** Given data follows **
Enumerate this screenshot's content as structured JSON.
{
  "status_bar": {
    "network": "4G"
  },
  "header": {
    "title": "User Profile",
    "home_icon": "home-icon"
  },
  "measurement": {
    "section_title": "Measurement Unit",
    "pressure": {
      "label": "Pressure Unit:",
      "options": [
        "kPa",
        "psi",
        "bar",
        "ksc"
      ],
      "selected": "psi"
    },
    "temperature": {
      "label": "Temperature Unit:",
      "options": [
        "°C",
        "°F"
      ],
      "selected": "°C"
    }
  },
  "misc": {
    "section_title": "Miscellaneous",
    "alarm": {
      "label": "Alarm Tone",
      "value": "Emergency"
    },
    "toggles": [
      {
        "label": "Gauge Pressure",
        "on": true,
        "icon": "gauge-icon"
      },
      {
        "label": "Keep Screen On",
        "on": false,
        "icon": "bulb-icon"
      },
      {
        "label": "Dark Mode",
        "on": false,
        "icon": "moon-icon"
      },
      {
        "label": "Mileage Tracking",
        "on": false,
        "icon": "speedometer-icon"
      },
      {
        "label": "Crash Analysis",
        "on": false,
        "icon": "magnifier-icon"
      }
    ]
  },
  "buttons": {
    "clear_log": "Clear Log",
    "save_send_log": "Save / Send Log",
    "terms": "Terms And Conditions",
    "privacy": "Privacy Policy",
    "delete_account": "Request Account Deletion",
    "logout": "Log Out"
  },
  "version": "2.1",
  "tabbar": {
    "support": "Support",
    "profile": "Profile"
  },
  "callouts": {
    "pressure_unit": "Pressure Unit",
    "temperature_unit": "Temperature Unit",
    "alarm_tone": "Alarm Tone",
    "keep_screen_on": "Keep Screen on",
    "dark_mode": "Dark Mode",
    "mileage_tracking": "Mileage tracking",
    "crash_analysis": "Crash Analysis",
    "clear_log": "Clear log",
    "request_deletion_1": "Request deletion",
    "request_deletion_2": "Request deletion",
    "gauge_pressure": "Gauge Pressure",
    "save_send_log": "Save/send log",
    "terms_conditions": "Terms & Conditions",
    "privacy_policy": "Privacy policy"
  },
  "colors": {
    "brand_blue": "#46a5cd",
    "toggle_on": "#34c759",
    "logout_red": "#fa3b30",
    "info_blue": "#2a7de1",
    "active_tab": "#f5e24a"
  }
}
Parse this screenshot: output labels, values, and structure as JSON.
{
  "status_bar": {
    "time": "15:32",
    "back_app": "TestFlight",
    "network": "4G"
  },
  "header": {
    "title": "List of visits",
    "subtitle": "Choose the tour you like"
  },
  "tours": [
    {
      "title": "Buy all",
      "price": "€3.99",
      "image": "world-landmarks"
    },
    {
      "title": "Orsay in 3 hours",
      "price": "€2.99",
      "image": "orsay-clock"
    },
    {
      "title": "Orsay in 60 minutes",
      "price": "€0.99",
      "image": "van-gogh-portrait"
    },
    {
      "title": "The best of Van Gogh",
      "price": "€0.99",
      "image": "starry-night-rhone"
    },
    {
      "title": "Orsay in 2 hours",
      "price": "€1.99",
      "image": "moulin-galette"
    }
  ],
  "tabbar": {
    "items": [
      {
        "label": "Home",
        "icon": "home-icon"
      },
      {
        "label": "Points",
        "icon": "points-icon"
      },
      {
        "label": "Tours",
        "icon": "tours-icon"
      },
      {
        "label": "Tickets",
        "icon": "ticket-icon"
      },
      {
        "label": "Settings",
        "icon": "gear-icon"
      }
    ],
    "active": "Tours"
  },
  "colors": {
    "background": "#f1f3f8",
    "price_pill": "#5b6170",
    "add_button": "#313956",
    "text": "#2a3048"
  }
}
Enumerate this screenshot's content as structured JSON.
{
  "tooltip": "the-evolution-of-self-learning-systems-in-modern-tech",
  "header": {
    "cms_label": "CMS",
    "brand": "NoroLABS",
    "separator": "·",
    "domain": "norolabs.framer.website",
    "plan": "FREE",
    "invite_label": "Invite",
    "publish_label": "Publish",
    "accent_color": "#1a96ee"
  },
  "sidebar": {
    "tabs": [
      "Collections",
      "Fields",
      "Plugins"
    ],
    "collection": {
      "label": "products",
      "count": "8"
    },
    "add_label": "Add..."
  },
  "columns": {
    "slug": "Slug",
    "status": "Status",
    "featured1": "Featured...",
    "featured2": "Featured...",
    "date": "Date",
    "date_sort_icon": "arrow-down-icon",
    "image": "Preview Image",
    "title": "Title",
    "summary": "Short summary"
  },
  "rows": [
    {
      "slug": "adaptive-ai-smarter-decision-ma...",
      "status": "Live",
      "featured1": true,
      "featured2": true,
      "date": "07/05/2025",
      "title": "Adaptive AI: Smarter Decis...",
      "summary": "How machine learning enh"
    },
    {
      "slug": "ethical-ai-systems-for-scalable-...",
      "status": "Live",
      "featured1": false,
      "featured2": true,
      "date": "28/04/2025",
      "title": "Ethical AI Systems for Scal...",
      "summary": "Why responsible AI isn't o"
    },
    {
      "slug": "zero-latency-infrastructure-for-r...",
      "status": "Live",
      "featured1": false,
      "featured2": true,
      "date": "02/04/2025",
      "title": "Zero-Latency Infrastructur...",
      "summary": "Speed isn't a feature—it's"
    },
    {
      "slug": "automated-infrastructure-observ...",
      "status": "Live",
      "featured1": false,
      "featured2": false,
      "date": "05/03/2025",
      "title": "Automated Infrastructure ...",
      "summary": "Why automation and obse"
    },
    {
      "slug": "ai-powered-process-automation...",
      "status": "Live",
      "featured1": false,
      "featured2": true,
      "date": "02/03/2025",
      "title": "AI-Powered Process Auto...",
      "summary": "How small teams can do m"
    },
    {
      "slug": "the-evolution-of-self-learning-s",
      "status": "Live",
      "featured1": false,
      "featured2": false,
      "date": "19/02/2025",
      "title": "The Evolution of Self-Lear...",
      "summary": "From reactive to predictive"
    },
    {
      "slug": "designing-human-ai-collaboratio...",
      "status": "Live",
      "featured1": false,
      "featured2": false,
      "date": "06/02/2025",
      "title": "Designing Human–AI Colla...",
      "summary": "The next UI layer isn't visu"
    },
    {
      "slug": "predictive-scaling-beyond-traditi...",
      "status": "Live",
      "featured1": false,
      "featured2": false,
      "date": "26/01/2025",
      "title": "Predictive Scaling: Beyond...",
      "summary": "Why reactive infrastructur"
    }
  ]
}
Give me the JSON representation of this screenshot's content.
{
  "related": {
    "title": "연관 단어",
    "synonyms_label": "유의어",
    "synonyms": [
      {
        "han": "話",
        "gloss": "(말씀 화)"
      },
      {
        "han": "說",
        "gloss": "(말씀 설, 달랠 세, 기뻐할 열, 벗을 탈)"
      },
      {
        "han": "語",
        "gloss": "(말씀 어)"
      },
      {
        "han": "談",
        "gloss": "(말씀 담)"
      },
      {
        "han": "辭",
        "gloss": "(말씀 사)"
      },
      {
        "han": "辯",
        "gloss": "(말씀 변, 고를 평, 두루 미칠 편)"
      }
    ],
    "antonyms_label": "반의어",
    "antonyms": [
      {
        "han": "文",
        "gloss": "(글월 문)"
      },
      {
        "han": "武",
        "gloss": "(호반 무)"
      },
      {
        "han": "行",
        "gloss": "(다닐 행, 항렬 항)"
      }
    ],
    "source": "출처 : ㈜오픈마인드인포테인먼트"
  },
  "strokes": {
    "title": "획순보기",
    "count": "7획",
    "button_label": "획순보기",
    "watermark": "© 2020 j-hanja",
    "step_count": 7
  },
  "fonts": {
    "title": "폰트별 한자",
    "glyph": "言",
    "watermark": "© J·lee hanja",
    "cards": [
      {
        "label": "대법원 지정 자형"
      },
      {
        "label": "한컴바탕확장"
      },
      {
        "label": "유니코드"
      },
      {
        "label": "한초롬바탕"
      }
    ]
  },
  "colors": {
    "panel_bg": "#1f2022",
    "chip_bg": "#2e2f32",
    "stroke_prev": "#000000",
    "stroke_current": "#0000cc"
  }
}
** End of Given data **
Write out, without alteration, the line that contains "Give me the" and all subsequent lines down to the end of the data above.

Give me the JSON representation of this screenshot's content.
{
  "related": {
    "title": "연관 단어",
    "synonyms_label": "유의어",
    "synonyms": [
      {
        "han": "話",
        "gloss": "(말씀 화)"
      },
      {
        "han": "說",
        "gloss": "(말씀 설, 달랠 세, 기뻐할 열, 벗을 탈)"
      },
      {
        "han": "語",
        "gloss": "(말씀 어)"
      },
      {
        "han": "談",
        "gloss": "(말씀 담)"
      },
      {
        "han": "辭",
        "gloss": "(말씀 사)"
      },
      {
        "han": "辯",
        "gloss": "(말씀 변, 고를 평, 두루 미칠 편)"
      }
    ],
    "antonyms_label": "반의어",
    "antonyms": [
      {
        "han": "文",
        "gloss": "(글월 문)"
      },
      {
        "han": "武",
        "gloss": "(호반 무)"
      },
      {
        "han": "行",
        "gloss": "(다닐 행, 항렬 항)"
      }
    ],
    "source": "출처 : ㈜오픈마인드인포테인먼트"
  },
  "strokes": {
    "title": "획순보기",
    "count": "7획",
    "button_label": "획순보기",
    "watermark": "© 2020 j-hanja",
    "step_count": 7
  },
  "fonts": {
    "title": "폰트별 한자",
    "glyph": "言",
    "watermark": "© J·lee hanja",
    "cards": [
      {
        "label": "대법원 지정 자형"
      },
      {
        "label": "한컴바탕확장"
      },
      {
        "label": "유니코드"
      },
      {
        "label": "한초롬바탕"
      }
    ]
  },
  "colors": {
    "panel_bg": "#1f2022",
    "chip_bg": "#2e2f32",
    "stroke_prev": "#000000",
    "stroke_current": "#0000cc"
  }
}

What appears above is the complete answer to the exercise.